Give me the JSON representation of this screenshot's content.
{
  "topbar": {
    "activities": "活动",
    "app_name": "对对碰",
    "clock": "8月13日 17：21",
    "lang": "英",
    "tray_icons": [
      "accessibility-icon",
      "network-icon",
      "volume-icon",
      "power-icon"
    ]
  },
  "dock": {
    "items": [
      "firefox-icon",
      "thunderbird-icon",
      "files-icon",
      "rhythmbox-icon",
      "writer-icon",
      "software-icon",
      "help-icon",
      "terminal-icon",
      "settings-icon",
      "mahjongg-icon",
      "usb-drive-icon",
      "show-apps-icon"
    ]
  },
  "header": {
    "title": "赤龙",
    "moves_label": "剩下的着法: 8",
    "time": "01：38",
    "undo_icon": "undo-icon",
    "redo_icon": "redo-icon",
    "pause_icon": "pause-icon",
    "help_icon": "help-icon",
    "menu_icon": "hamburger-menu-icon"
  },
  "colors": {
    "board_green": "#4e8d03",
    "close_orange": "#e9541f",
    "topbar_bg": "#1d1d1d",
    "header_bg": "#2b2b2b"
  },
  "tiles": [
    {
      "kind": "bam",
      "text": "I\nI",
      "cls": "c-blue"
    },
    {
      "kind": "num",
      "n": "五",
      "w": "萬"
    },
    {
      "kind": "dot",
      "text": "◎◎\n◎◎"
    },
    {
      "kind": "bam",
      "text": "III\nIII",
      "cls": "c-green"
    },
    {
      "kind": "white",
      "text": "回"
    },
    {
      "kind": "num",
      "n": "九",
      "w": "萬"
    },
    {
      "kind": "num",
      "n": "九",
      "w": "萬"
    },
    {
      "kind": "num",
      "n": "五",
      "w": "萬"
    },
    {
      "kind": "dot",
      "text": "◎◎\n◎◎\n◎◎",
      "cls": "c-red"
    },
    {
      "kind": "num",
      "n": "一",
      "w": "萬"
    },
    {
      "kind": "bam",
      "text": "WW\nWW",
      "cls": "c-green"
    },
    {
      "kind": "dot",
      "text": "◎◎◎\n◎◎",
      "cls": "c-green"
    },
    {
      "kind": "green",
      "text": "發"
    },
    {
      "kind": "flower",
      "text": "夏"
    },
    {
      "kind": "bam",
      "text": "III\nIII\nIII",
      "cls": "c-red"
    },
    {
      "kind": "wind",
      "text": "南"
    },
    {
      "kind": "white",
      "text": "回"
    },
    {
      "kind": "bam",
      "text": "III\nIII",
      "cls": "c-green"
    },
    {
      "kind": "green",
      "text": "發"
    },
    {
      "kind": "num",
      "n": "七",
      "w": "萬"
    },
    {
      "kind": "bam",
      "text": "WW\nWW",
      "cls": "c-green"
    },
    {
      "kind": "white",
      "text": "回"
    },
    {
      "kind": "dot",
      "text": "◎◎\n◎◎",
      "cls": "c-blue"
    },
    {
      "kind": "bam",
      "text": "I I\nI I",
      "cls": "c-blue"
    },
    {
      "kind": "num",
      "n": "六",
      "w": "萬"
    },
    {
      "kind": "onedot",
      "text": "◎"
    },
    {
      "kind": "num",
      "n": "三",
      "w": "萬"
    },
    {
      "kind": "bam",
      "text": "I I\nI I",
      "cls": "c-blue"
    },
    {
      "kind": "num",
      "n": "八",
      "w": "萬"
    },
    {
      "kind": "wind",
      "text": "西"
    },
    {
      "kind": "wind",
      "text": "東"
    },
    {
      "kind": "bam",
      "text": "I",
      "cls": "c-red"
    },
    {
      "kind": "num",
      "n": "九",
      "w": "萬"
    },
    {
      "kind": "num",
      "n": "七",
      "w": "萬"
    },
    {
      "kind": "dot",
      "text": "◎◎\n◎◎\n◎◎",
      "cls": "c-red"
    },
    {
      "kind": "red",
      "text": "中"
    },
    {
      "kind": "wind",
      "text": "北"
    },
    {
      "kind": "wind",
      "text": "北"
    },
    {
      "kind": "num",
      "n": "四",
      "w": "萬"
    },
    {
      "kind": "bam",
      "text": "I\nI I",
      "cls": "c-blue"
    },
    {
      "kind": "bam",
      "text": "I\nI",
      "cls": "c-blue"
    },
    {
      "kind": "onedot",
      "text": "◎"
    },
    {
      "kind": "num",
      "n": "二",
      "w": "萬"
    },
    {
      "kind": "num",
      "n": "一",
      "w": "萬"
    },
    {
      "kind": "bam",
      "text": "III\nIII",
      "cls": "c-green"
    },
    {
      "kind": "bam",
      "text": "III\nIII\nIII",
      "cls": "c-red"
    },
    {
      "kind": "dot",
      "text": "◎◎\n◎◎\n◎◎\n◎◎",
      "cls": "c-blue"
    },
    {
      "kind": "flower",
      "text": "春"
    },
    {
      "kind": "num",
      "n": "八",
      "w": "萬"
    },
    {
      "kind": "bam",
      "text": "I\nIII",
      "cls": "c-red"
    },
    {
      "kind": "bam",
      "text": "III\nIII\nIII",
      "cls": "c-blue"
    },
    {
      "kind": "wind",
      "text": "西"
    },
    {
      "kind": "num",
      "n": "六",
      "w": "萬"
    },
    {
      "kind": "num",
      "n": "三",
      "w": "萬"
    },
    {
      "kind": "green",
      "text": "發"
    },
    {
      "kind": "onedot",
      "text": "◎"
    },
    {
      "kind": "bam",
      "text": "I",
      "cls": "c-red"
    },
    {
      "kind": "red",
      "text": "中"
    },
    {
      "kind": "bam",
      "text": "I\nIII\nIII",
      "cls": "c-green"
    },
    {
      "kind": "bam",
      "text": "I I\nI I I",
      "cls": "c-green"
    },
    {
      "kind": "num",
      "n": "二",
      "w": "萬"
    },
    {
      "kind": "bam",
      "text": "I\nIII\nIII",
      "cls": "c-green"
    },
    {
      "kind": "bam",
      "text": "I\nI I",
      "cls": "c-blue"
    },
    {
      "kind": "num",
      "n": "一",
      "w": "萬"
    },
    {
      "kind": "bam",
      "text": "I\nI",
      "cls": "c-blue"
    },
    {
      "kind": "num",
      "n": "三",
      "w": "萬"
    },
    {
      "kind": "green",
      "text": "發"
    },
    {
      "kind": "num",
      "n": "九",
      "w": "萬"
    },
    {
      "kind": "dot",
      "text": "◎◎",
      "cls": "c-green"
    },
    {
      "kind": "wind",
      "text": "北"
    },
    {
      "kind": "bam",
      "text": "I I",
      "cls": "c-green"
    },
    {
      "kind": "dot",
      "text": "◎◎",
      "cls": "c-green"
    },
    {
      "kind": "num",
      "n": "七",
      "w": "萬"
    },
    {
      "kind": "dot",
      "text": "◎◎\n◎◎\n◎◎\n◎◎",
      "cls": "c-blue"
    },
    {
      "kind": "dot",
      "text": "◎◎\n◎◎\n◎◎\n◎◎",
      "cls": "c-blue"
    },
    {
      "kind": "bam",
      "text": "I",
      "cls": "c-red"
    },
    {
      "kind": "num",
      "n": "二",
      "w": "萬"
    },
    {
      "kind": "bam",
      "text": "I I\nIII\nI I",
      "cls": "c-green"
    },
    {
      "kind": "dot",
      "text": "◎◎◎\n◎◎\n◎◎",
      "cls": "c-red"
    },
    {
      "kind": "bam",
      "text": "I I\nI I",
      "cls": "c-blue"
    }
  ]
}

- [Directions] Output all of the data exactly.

- [Written answer]
Give me the JSON representation of this screenshot's content.
{
  "topbar": {
    "activities": "活动",
    "app_name": "对对碰",
    "clock": "8月13日 17：21",
    "lang": "英",
    "tray_icons": [
      "accessibility-icon",
      "network-icon",
      "volume-icon",
      "power-icon"
    ]
  },
  "dock": {
    "items": [
      "firefox-icon",
      "thunderbird-icon",
      "files-icon",
      "rhythmbox-icon",
      "writer-icon",
      "software-icon",
      "help-icon",
      "terminal-icon",
      "settings-icon",
      "mahjongg-icon",
      "usb-drive-icon",
      "show-apps-icon"
    ]
  },
  "header": {
    "title": "赤龙",
    "moves_label": "剩下的着法: 8",
    "time": "01：38",
    "undo_icon": "undo-icon",
    "redo_icon": "redo-icon",
    "pause_icon": "pause-icon",
    "help_icon": "help-icon",
    "menu_icon": "hamburger-menu-icon"
  },
  "colors": {
    "board_green": "#4e8d03",
    "close_orange": "#e9541f",
    "topbar_bg": "#1d1d1d",
    "header_bg": "#2b2b2b"
  },
  "tiles": [
    {
      "kind": "bam",
      "text": "I\nI",
      "cls": "c-blue"
    },
    {
      "kind": "num",
      "n": "五",
      "w": "萬"
    },
    {
      "kind": "dot",
      "text": "◎◎\n◎◎"
    },
    {
      "kind": "bam",
      "text": "III\nIII",
      "cls": "c-green"
    },
    {
      "kind": "white",
      "text": "回"
    },
    {
      "kind": "num",
      "n": "九",
      "w": "萬"
    },
    {
      "kind": "num",
      "n": "九",
      "w": "萬"
    },
    {
      "kind": "num",
      "n": "五",
      "w": "萬"
    },
    {
      "kind": "dot",
      "text": "◎◎\n◎◎\n◎◎",
      "cls": "c-red"
    },
    {
      "kind": "num",
      "n": "一",
      "w": "萬"
    },
    {
      "kind": "bam",
      "text": "WW\nWW",
      "cls": "c-green"
    },
    {
      "kind": "dot",
      "text": "◎◎◎\n◎◎",
      "cls": "c-green"
    },
    {
      "kind": "green",
      "text": "發"
    },
    {
      "kind": "flower",
      "text": "夏"
    },
    {
      "kind": "bam",
      "text": "III\nIII\nIII",
      "cls": "c-red"
    },
    {
      "kind": "wind",
      "text": "南"
    },
    {
      "kind": "white",
      "text": "回"
    },
    {
      "kind": "bam",
      "text": "III\nIII",
      "cls": "c-green"
    },
    {
      "kind": "green",
      "text": "發"
    },
    {
      "kind": "num",
      "n": "七",
      "w": "萬"
    },
    {
      "kind": "bam",
      "text": "WW\nWW",
      "cls": "c-green"
    },
    {
      "kind": "white",
      "text": "回"
    },
    {
      "kind": "dot",
      "text": "◎◎\n◎◎",
      "cls": "c-blue"
    },
    {
      "kind": "bam",
      "text": "I I\nI I",
      "cls": "c-blue"
    },
    {
      "kind": "num",
      "n": "六",
      "w": "萬"
    },
    {
      "kind": "onedot",
      "text": "◎"
    },
    {
      "kind": "num",
      "n": "三",
      "w": "萬"
    },
    {
      "kind": "bam",
      "text": "I I\nI I",
      "cls": "c-blue"
    },
    {
      "kind": "num",
      "n": "八",
      "w": "萬"
    },
    {
      "kind": "wind",
      "text": "西"
    },
    {
      "kind": "wind",
      "text": "東"
    },
    {
      "kind": "bam",
      "text": "I",
      "cls": "c-red"
    },
    {
      "kind": "num",
      "n": "九",
      "w": "萬"
    },
    {
      "kind": "num",
      "n": "七",
      "w": "萬"
    },
    {
      "kind": "dot",
      "text": "◎◎\n◎◎\n◎◎",
      "cls": "c-red"
    },
    {
      "kind": "red",
      "text": "中"
    },
    {
      "kind": "wind",
      "text": "北"
    },
    {
      "kind": "wind",
      "text": "北"
    },
    {
      "kind": "num",
      "n": "四",
      "w": "萬"
    },
    {
      "kind": "bam",
      "text": "I\nI I",
      "cls": "c-blue"
    },
    {
      "kind": "bam",
      "text": "I\nI",
      "cls": "c-blue"
    },
    {
      "kind": "onedot",
      "text": "◎"
    },
    {
      "kind": "num",
      "n": "二",
      "w": "萬"
    },
    {
      "kind": "num",
      "n": "一",
      "w": "萬"
    },
    {
      "kind": "bam",
      "text": "III\nIII",
      "cls": "c-green"
    },
    {
      "kind": "bam",
      "text": "III\nIII\nIII",
      "cls": "c-red"
    },
    {
      "kind": "dot",
      "text": "◎◎\n◎◎\n◎◎\n◎◎",
      "cls": "c-blue"
    },
    {
      "kind": "flower",
      "text": "春"
    },
    {
      "kind": "num",
      "n": "八",
      "w": "萬"
    },
    {
      "kind": "bam",
      "text": "I\nIII",
      "cls": "c-red"
    },
    {
      "kind": "bam",
      "text": "III\nIII\nIII",
      "cls": "c-blue"
    },
    {
      "kind": "wind",
      "text": "西"
    },
    {
      "kind": "num",
      "n": "六",
      "w": "萬"
    },
    {
      "kind": "num",
      "n": "三",
      "w": "萬"
    },
    {
      "kind": "green",
      "text": "發"
    },
    {
      "kind": "onedot",
      "text": "◎"
    },
    {
      "kind": "bam",
      "text": "I",
      "cls": "c-red"
    },
    {
      "kind": "red",
      "text": "中"
    },
    {
      "kind": "bam",
      "text": "I\nIII\nIII",
      "cls": "c-green"
    },
    {
      "kind": "bam",
      "text": "I I\nI I I",
      "cls": "c-green"
    },
    {
      "kind": "num",
      "n": "二",
      "w": "萬"
    },
    {
      "kind": "bam",
      "text": "I\nIII\nIII",
      "cls": "c-green"
    },
    {
      "kind": "bam",
      "text": "I\nI I",
      "cls": "c-blue"
    },
    {
      "kind": "num",
      "n": "一",
      "w": "萬"
    },
    {
      "kind": "bam",
      "text": "I\nI",
      "cls": "c-blue"
    },
    {
      "kind": "num",
      "n": "三",
      "w": "萬"
    },
    {
      "kind": "green",
      "text": "發"
    },
    {
      "kind": "num",
      "n": "九",
      "w": "萬"
    },
    {
      "kind": "dot",
      "text": "◎◎",
      "cls": "c-green"
    },
    {
      "kind": "wind",
      "text": "北"
    },
    {
      "kind": "bam",
      "text": "I I",
      "cls": "c-green"
    },
    {
      "kind": "dot",
      "text": "◎◎",
      "cls": "c-green"
    },
    {
      "kind": "num",
      "n": "七",
      "w": "萬"
    },
    {
      "kind": "dot",
      "text": "◎◎\n◎◎\n◎◎\n◎◎",
      "cls": "c-blue"
    },
    {
      "kind": "dot",
      "text": "◎◎\n◎◎\n◎◎\n◎◎",
      "cls": "c-blue"
    },
    {
      "kind": "bam",
      "text": "I",
      "cls": "c-red"
    },
    {
      "kind": "num",
      "n": "二",
      "w": "萬"
    },
    {
      "kind": "bam",
      "text": "I I\nIII\nI I",
      "cls": "c-green"
    },
    {
      "kind": "dot",
      "text": "◎◎◎\n◎◎\n◎◎",
      "cls": "c-red"
    },
    {
      "kind": "bam",
      "text": "I I\nI I",
      "cls": "c-blue"
    }
  ]
}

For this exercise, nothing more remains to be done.